Ever since Jelly Bean, the reasons to switch to a custom ROM (as opposed to a stock, rooted build) have been slowly shrinking. But today ClockworkMod Recovery developer Koushik "Koush" Dutta gave us a reason to be incredibly excited for upcoming builds of CyanogenMod. With a little tweaking of the famous ROM family, he's managed to integrate Chromecast streaming across the system, making any video or audio app compatible.
The folks on the CyanogenMod team are always adding new devices to their ever-increasing list, and over the last few days they've added no less than eleven more. According to a pair of Google+posts, there are new officially-supported phones and tablets including two Barnes & Noble Nooks, a ton of Motorola devices, and a few Samsungs thrown in for good measure. Here's the full list:
According to a post by David van Tonder earlier this evening, CyanogenMod's 4.3-based 10.2 iteration will be able to boast a "Global Blacklist" among its features.
CyanogenMod is known for its subtle yet incredibly useful additions and tweaks to stock Android, and the new Blacklist will blend right in with a "holo compliant interface".
As the name implies, the blacklist will be truly global – it will support blocking of calls and messages, will be configurable through Settings, Phone, and Messaging, and available to third-party apps via a "new Content Provider API".
Over the weekend, CyanogenMod teased something called Nemesis, and we honestly had no clue what it was. Even now, after spending some time with CM team members who are working on the various parts of Nemesis, it still isn't entirely clear. What we do know, however, is how it will start, which may indicate what it could be.

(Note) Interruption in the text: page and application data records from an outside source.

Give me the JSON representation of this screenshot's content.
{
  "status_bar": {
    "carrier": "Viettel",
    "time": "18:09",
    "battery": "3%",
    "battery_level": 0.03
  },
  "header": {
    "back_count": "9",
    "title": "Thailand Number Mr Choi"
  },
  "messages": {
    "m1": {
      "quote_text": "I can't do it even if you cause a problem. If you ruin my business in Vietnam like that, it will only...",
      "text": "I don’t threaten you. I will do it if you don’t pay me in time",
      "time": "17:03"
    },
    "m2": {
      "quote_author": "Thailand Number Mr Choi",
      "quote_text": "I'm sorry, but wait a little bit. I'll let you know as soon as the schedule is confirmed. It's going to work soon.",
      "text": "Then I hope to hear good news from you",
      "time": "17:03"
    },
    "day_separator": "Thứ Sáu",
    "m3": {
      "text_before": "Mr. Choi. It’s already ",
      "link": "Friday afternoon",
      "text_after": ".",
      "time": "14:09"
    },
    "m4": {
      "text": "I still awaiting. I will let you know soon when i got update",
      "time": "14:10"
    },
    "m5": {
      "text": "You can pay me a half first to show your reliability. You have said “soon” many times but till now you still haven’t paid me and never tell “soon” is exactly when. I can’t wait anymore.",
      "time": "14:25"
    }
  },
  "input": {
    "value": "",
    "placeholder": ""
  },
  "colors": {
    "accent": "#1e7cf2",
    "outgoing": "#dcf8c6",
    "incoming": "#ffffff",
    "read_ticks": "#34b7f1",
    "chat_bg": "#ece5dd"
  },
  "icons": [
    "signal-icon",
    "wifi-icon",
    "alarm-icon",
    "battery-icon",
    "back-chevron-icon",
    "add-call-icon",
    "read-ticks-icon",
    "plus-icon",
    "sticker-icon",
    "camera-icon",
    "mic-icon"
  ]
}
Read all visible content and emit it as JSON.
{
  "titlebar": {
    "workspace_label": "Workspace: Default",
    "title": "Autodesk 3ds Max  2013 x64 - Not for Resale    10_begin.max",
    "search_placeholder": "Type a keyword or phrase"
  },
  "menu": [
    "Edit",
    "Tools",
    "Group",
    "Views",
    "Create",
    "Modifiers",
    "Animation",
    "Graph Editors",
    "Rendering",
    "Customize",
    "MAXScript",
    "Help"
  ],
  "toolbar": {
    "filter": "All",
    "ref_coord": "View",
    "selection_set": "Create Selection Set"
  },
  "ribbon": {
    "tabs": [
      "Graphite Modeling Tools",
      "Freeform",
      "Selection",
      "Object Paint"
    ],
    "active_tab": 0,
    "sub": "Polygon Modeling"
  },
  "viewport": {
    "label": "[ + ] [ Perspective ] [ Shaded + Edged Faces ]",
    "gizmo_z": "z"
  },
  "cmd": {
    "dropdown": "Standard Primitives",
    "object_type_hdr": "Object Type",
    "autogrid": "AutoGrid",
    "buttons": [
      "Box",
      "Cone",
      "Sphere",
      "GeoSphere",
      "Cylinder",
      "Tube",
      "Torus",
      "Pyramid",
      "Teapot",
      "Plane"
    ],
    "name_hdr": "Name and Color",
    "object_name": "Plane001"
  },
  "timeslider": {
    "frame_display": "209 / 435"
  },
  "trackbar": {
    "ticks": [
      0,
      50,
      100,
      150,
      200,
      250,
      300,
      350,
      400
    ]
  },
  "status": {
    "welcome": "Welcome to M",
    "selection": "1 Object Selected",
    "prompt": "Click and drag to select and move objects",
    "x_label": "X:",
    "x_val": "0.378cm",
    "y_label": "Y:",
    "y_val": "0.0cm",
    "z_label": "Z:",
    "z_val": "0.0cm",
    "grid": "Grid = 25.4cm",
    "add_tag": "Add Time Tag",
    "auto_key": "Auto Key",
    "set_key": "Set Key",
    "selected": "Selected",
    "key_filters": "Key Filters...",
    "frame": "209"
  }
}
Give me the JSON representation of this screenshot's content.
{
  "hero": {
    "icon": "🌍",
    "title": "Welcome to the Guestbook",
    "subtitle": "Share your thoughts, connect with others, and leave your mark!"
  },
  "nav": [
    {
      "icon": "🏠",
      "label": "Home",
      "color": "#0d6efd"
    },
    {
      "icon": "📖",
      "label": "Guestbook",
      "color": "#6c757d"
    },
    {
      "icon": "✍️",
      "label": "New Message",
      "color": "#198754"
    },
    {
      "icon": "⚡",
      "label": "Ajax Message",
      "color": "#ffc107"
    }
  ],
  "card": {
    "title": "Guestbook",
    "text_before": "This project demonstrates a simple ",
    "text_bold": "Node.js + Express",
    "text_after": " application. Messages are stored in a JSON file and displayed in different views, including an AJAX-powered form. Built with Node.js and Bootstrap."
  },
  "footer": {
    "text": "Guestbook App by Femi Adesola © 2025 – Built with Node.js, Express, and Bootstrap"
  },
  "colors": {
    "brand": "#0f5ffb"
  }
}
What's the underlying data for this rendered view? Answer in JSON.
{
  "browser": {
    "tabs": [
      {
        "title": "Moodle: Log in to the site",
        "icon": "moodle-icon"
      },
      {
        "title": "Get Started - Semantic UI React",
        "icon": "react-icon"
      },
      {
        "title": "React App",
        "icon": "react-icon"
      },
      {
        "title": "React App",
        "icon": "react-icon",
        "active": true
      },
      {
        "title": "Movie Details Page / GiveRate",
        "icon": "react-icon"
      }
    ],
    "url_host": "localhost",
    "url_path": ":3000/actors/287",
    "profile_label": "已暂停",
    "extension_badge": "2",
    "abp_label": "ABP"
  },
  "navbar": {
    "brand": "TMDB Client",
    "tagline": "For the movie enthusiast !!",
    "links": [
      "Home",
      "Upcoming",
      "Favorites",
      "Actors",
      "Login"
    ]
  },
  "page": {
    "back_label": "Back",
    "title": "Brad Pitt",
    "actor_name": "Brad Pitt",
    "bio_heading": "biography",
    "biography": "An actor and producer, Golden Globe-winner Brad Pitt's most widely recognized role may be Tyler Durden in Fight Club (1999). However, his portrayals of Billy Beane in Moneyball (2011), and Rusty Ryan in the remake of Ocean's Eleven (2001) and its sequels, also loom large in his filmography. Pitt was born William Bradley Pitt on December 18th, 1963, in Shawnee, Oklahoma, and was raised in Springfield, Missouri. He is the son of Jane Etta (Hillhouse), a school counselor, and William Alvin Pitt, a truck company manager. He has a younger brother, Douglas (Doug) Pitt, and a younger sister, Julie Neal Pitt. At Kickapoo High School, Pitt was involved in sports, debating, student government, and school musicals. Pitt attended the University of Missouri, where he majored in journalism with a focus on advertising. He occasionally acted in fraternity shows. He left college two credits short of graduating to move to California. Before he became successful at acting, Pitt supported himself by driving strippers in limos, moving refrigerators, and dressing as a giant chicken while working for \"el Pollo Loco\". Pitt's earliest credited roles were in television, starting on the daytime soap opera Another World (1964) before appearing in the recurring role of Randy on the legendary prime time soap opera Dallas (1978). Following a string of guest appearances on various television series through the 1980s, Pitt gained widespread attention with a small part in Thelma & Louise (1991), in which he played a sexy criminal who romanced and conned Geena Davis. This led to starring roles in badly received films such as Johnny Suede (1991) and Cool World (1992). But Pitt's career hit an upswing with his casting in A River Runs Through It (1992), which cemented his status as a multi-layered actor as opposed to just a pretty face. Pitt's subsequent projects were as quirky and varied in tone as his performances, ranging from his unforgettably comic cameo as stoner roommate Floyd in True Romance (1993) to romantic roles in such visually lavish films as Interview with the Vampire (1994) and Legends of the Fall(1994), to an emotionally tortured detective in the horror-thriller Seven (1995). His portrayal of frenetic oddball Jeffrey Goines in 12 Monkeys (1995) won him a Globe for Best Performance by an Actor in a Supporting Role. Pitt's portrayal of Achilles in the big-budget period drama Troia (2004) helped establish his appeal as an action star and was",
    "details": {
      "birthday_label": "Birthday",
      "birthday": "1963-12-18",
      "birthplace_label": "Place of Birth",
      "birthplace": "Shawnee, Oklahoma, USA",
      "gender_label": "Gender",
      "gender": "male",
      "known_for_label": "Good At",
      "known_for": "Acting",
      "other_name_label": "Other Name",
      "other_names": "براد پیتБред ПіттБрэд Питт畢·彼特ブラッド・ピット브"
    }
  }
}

Nemesis is going to be a multi-phase endeavor for CyanogenMod, where the team presumably tackles the features that have provided a less-than-stellar user experience in the past – the project's nemeses, if you will.
Longtime Google Voice users have had but one dream, total integration with the operating system. We've seen a few bits and pieces roll out from time to time, like support for automatic calling through your Google Voice number and having voicemail directly accessible in the stock dialer. But one feature continues to evade us: sending and receiving SMS messages through Voice with 3rd-party apps. CyanogenMod and Koushik Dutta (Koush) have officially broken that barrier with Voice Plus.
What could it be? A CyanogenMod phone? Upcoming Android 4.3 support (I really doubt this is what the video is about)? Something else completely mind-blowing or ultimately disappointingly overhyped? One of the frames shows the word "FREE" on a lockscreen - that can't be a coincidence.
Second verse, same as the first. Two days ago the CyanogenMod ROM team announced a security update to the CM 10.1 platform, incorporating the "Master Key" security patch that Google had already issued back in February. Yesterday another, more intricate exploit in the same vein was posted by a Chinese blog, and again, Google has rapidly moved to patch the problem in Android... which won't be much comfort to those running an older release.
While most Android users are waiting on updaters that might patch some of the recently reported security holes, CyanogenMod is already getting a bug fix update out the door. CyanogenMod 10.1.1 is now hitting the stable channel for all supported devices.
The Master Key exploit will be presented by Jeff Forristal at Black Hat 2013 as "One Root To Own Them All." It's essentially a bug in signature verification which can be used to insert malicious code into an APK.
Scary tales about Android malware have been told since before people started guessing what dessert name would start with the letter 'D' (it's "Donut," in case anybody has forgotten.) Most of those claims came and went, amounting to little more than ghost stories. Unfortunately, there are a few real ghouls and goblins for which we should be afraid. Back in February, one such monster was discovered lurking about that allowed modified APKs to be installed on your device while successfully side-stepping the cryptographic signature used to prevent that very thing.
One issue that has plagued many Google Voice users since the dawn of time (or at least since GV became a thing) is how not good the app itself is. Those who use GV as their primary phone number are stuck using the app for things like sending/receiving SMS messages, and up until now, there was absolutely no alternative.
Today, however, Koush Dutta has announced Google Voice SMS integration in CM10.1 with not only the stock messaging app, but also any third party application you may use (GoSMS, Handcent, etc.).